• _EXERCISE DESCRIPTION_: Would you please copy all of the data exactly, skipping the images?

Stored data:
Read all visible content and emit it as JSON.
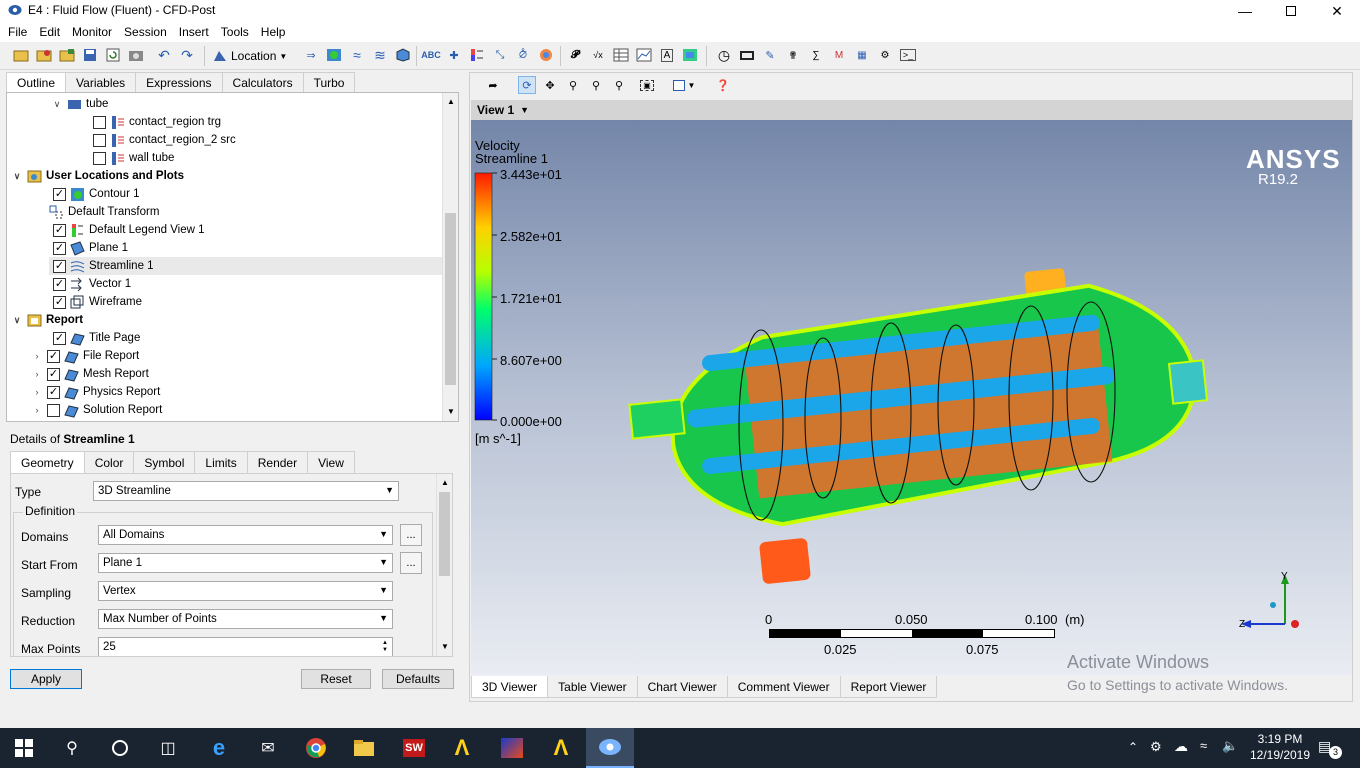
{
  "window": {
    "title": "E4 : Fluid Flow (Fluent) - CFD-Post"
  },
  "menu": [
    "File",
    "Edit",
    "Monitor",
    "Session",
    "Insert",
    "Tools",
    "Help"
  ],
  "toolbar": {
    "location_label": "Location"
  },
  "left_tabs": [
    "Outline",
    "Variables",
    "Expressions",
    "Calculators",
    "Turbo"
  ],
  "tree": {
    "tube": "tube",
    "contact_trg": "contact_region trg",
    "contact_src": "contact_region_2 src",
    "wall_tube": "wall tube",
    "user_locations": "User Locations and Plots",
    "contour1": "Contour 1",
    "default_transform": "Default Transform",
    "legend": "Default Legend View 1",
    "plane1": "Plane 1",
    "streamline1": "Streamline 1",
    "vector1": "Vector 1",
    "wireframe": "Wireframe",
    "report": "Report",
    "title_page": "Title Page",
    "file_report": "File Report",
    "mesh_report": "Mesh Report",
    "physics_report": "Physics Report",
    "solution_report": "Solution Report"
  },
  "details": {
    "prefix": "Details of ",
    "object": "Streamline 1",
    "tabs": [
      "Geometry",
      "Color",
      "Symbol",
      "Limits",
      "Render",
      "View"
    ],
    "type_label": "Type",
    "type_value": "3D Streamline",
    "definition": "Definition",
    "domains_label": "Domains",
    "domains_value": "All Domains",
    "start_label": "Start From",
    "start_value": "Plane 1",
    "sampling_label": "Sampling",
    "sampling_value": "Vertex",
    "reduction_label": "Reduction",
    "reduction_value": "Max Number of Points",
    "maxpoints_label": "Max Points",
    "maxpoints_value": "25",
    "dots": "..."
  },
  "buttons": {
    "apply": "Apply",
    "reset": "Reset",
    "defaults": "Defaults"
  },
  "viewer": {
    "view_name": "View 1",
    "legend_var": "Velocity",
    "legend_obj": "Streamline 1",
    "legend_ticks": [
      "3.443e+01",
      "2.582e+01",
      "1.721e+01",
      "8.607e+00",
      "0.000e+00"
    ],
    "legend_unit": "[m s^-1]",
    "brand": "ANSYS",
    "version": "R19.2",
    "scale_top": [
      "0",
      "0.050",
      "0.100"
    ],
    "scale_unit": "(m)",
    "scale_bottom": [
      "0.025",
      "0.075"
    ],
    "axis_y": "Y",
    "axis_z": "Z",
    "watermark1": "Activate Windows",
    "watermark2": "Go to Settings to activate Windows."
  },
  "bottom_tabs": [
    "3D Viewer",
    "Table Viewer",
    "Chart Viewer",
    "Comment Viewer",
    "Report Viewer"
  ],
  "taskbar": {
    "time": "3:19 PM",
    "date": "12/19/2019",
    "notif": "3"
  },
  "colors": {
    "accent": "#0078d7",
    "taskbar": "#1a2330",
    "sky_top": "#7486a9"
  }
}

• _EXERCISE OUTPUT_:
Read all visible content and emit it as JSON.
{
  "window": {
    "title": "E4 : Fluid Flow (Fluent) - CFD-Post"
  },
  "menu": [
    "File",
    "Edit",
    "Monitor",
    "Session",
    "Insert",
    "Tools",
    "Help"
  ],
  "toolbar": {
    "location_label": "Location"
  },
  "left_tabs": [
    "Outline",
    "Variables",
    "Expressions",
    "Calculators",
    "Turbo"
  ],
  "tree": {
    "tube": "tube",
    "contact_trg": "contact_region trg",
    "contact_src": "contact_region_2 src",
    "wall_tube": "wall tube",
    "user_locations": "User Locations and Plots",
    "contour1": "Contour 1",
    "default_transform": "Default Transform",
    "legend": "Default Legend View 1",
    "plane1": "Plane 1",
    "streamline1": "Streamline 1",
    "vector1": "Vector 1",
    "wireframe": "Wireframe",
    "report": "Report",
    "title_page": "Title Page",
    "file_report": "File Report",
    "mesh_report": "Mesh Report",
    "physics_report": "Physics Report",
    "solution_report": "Solution Report"
  },
  "details": {
    "prefix": "Details of ",
    "object": "Streamline 1",
    "tabs": [
      "Geometry",
      "Color",
      "Symbol",
      "Limits",
      "Render",
      "View"
    ],
    "type_label": "Type",
    "type_value": "3D Streamline",
    "definition": "Definition",
    "domains_label": "Domains",
    "domains_value": "All Domains",
    "start_label": "Start From",
    "start_value": "Plane 1",
    "sampling_label": "Sampling",
    "sampling_value": "Vertex",
    "reduction_label": "Reduction",
    "reduction_value": "Max Number of Points",
    "maxpoints_label": "Max Points",
    "maxpoints_value": "25",
    "dots": "..."
  },
  "buttons": {
    "apply": "Apply",
    "reset": "Reset",
    "defaults": "Defaults"
  },
  "viewer": {
    "view_name": "View 1",
    "legend_var": "Velocity",
    "legend_obj": "Streamline 1",
    "legend_ticks": [
      "3.443e+01",
      "2.582e+01",
      "1.721e+01",
      "8.607e+00",
      "0.000e+00"
    ],
    "legend_unit": "[m s^-1]",
    "brand": "ANSYS",
    "version": "R19.2",
    "scale_top": [
      "0",
      "0.050",
      "0.100"
    ],
    "scale_unit": "(m)",
    "scale_bottom": [
      "0.025",
      "0.075"
    ],
    "axis_y": "Y",
    "axis_z": "Z",
    "watermark1": "Activate Windows",
    "watermark2": "Go to Settings to activate Windows."
  },
  "bottom_tabs": [
    "3D Viewer",
    "Table Viewer",
    "Chart Viewer",
    "Comment Viewer",
    "Report Viewer"
  ],
  "taskbar": {
    "time": "3:19 PM",
    "date": "12/19/2019",
    "notif": "3"
  },
  "colors": {
    "accent": "#0078d7",
    "taskbar": "#1a2330",
    "sky_top": "#7486a9"
  }
}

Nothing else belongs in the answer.